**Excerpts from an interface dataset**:
※

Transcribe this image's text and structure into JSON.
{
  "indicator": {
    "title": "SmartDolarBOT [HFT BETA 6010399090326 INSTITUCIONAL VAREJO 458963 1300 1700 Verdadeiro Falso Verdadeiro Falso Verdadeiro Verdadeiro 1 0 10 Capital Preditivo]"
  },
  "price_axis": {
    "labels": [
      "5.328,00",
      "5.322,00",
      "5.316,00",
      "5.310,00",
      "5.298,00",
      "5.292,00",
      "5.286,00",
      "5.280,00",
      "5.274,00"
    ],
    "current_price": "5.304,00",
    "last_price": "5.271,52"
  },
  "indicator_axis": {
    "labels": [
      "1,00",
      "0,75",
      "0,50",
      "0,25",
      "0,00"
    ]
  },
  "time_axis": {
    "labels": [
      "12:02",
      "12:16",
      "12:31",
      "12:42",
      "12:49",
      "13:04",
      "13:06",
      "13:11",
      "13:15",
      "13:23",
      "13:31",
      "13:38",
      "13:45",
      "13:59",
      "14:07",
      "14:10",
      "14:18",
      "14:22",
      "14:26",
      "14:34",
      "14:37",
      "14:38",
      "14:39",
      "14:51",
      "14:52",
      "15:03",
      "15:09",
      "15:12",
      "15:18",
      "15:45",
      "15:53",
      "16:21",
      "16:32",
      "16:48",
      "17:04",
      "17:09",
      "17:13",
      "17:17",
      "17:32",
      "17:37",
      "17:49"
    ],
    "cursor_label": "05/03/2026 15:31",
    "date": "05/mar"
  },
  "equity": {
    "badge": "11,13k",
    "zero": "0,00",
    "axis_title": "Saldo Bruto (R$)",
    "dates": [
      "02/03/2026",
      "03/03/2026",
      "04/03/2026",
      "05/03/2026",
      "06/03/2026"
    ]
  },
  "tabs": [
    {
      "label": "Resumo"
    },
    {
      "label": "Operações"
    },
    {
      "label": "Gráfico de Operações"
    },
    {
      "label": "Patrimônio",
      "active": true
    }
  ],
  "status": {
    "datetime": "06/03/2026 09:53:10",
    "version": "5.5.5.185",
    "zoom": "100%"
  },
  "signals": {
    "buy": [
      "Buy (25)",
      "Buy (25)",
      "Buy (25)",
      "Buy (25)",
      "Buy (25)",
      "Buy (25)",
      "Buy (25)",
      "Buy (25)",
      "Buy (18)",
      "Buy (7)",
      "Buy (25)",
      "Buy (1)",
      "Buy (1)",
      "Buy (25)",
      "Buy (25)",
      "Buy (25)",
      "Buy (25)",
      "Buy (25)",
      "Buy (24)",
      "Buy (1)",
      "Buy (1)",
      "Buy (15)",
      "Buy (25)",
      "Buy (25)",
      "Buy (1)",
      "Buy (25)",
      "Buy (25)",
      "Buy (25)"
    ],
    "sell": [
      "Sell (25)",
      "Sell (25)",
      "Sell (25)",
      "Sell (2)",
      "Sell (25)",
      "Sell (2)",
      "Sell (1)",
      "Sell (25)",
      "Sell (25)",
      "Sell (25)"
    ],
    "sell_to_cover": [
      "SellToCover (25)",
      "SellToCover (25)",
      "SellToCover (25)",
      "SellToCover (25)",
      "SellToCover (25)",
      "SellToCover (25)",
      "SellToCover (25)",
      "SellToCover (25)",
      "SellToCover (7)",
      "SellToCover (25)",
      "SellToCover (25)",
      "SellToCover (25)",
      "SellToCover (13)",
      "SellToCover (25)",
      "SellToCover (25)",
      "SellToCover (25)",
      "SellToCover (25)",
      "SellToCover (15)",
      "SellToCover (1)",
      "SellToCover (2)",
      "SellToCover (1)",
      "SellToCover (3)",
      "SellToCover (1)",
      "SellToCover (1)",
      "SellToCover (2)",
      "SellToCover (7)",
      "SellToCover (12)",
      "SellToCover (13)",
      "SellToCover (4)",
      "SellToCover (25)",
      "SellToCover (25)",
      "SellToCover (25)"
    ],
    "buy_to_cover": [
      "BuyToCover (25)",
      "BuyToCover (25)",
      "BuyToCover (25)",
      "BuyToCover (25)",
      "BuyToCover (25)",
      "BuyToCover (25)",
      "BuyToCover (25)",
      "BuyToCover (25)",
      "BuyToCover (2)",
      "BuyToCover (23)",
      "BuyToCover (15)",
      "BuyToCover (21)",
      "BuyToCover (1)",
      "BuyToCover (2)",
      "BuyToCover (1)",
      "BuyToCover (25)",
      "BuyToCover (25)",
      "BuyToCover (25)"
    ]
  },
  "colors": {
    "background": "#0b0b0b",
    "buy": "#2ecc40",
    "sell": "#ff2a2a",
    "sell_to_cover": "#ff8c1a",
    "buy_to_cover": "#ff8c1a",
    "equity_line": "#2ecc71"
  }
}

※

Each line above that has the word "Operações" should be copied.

      "label": "Operações"
      "label": "Gráfico de Operações"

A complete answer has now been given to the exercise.